I am a writer, a reader, a lover of words on the printed page. The bookshelf in my office is filled to bursting with Holocaust-era memoirs, words put to paper to document the horrors and atrocities of the past. Each shelf has a row of books lined up neatly, but above each row are horizontal stacks of books crammed into every available inch. The shelves are bowed from the strain of holding up the books. Above the bookcase, next to a pair of windows, hangs a painting, Luna Park. It’s probably my favorite Rynecki painting. It’s not large, nineteen by thirteen inches, but the fairground it portrays is somehow larger than the canvas itself—a sprawling carnival with brightly colored tents and the Polish flag, a horizontal bicolor of white and red. At the center is a swing ride, a carousel where eight figures in chairs, suspended from the rotating top, fly across the blue sky. Below, wandering between the green, pink, and blue tents, a large crowd lingers. My great-grandfather’s paintbrush rendered them as a multitude so deep and full of life, it’s impossible to distinguish individuals. At the right is a merry-go-round with wooden horses.
So often when we think of Jews in Poland, we think of all that was lost and destroyed in the Holocaust. We focus on the devastation and destruction, and we wonder how it is possible the world went so dark, and how there could be such a deep, vicious, and murderous hatred. My great-grandfather’s paintings have taught me that while we endeavor to understand this history, we must also remember beyond that, to a time in Poland when Jewish life flourished. I think this is why I love Luna Park so much, because I can almost hear exuberant, cheerful music floating across the fairgrounds. It is a painting of hope and joy.
Beyond that, Luna Park is a direct link to my great-grandfather, an idea made real through the expression of his paintbrush. Each of his works is, in some sense, an extension of his very being. In their own way, they are Holocaust survivors, and as links to him, they feel like members of my family. Like family, some, such as Luna Park, feel as close as a sibling, some are like relatives I visit infrequently, or more distantly know of but haven’t met, and many more I don’t know at all.
My great-grandfather, Moshe Rynecki (1881-1943), was a prolific Warsaw based artist who painted scenes of the Polish Jewish community. A visual narrator, he had a keen eye for exploring and documenting the daily rhythm of life such as the work of artisans and laborers, scenes from inside the synagogue, and moments of leisure. When the Germans invaded Poland in September, 1939, he divided about 800 works into bundles and hid them in and around Warsaw. After the war my surviving family recovered just a small percentage of the original body of work.
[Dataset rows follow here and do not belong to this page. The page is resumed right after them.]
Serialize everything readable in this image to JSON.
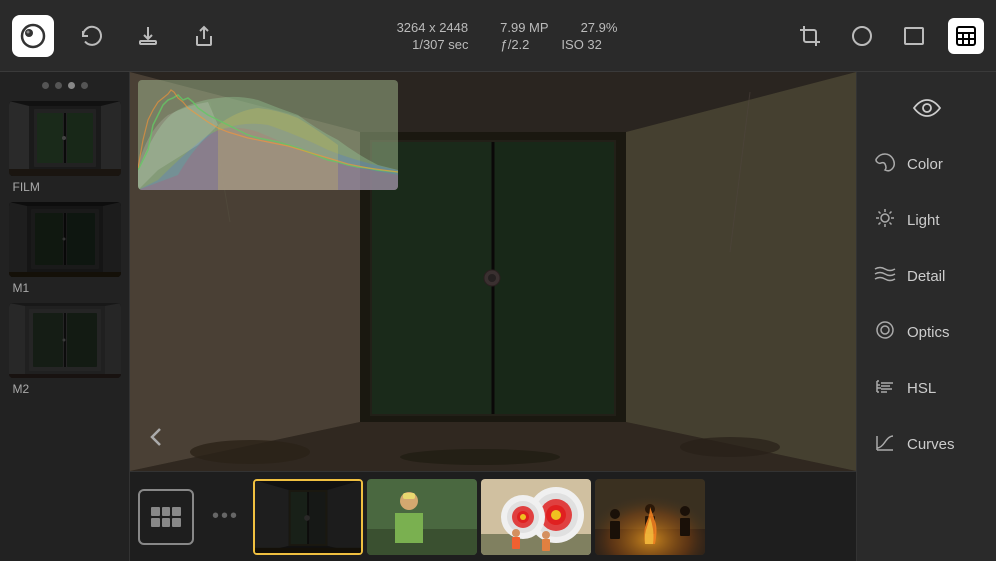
{
  "toolbar": {
    "app_icon": "👁",
    "meta": {
      "dimensions": "3264 x 2448",
      "megapixels": "7.99 MP",
      "zoom": "27.9%",
      "shutter": "1/307 sec",
      "aperture": "ƒ/2.2",
      "iso": "ISO 32"
    },
    "icons": {
      "history": "↺",
      "download": "⬇",
      "share": "⬆",
      "crop": "✂",
      "circle": "○",
      "aspect": "⬜",
      "active_tool": "⊠"
    }
  },
  "presets": {
    "dots": [
      false,
      false,
      true,
      false
    ],
    "items": [
      {
        "label": "FILM"
      },
      {
        "label": "M1"
      },
      {
        "label": "M2"
      }
    ]
  },
  "right_panel": {
    "items": [
      {
        "id": "eye",
        "icon": "👁",
        "label": ""
      },
      {
        "id": "color",
        "icon": "🎨",
        "label": "Color"
      },
      {
        "id": "light",
        "icon": "☀",
        "label": "Light"
      },
      {
        "id": "detail",
        "icon": "≋",
        "label": "Detail"
      },
      {
        "id": "optics",
        "icon": "◎",
        "label": "Optics"
      },
      {
        "id": "hsl",
        "icon": "𝄢",
        "label": "HSL"
      },
      {
        "id": "curves",
        "icon": "↗",
        "label": "Curves"
      }
    ]
  },
  "filmstrip": {
    "dots_label": "•••",
    "thumbs": [
      {
        "id": "door",
        "selected": true,
        "label": "door"
      },
      {
        "id": "person",
        "selected": false,
        "label": "person"
      },
      {
        "id": "archery",
        "selected": false,
        "label": "archery"
      },
      {
        "id": "group",
        "selected": false,
        "label": "group"
      }
    ]
  }
}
Moshe’s son, my Grandpa George, died in 1992 believing that nearly 90 percent of Moshe’s paintings had been destroyed and were gone forever, but now more than 200 works are known to have survived, and each new find is a ray of hope for me that he never got to see. Though it sometimes makes me sad that his collection can never be whole again, I don’t feel a great need to possess all of Moshe’s surviving works, in part because there is no way to display them and share them with the world. I try to do what I can by virtually sharing many of his known surviving works on the Moshe Rynecki: Portrait of a Life in Art. Though I don’t need to physically possess all the works, I have a deep need to know what survived and their stories of survival. I want to know these works are cared for and that they are in good homes. I feel a kinship and a sense of stewardship for these paintings, because each is a memory of a moment, a story of a vanished culture, and a clue to understanding my family’s art legacy.
Adapted from Chasing Portraits: A Great-Granddaughter's Quest for Her Lost Art Legacy by Elizabeth Rynecki. Copyright © 2016, published by New American Library.
To learn more about Elizabeth and Chasing Portraits, please follow the link: http://www.chasingportraits.org/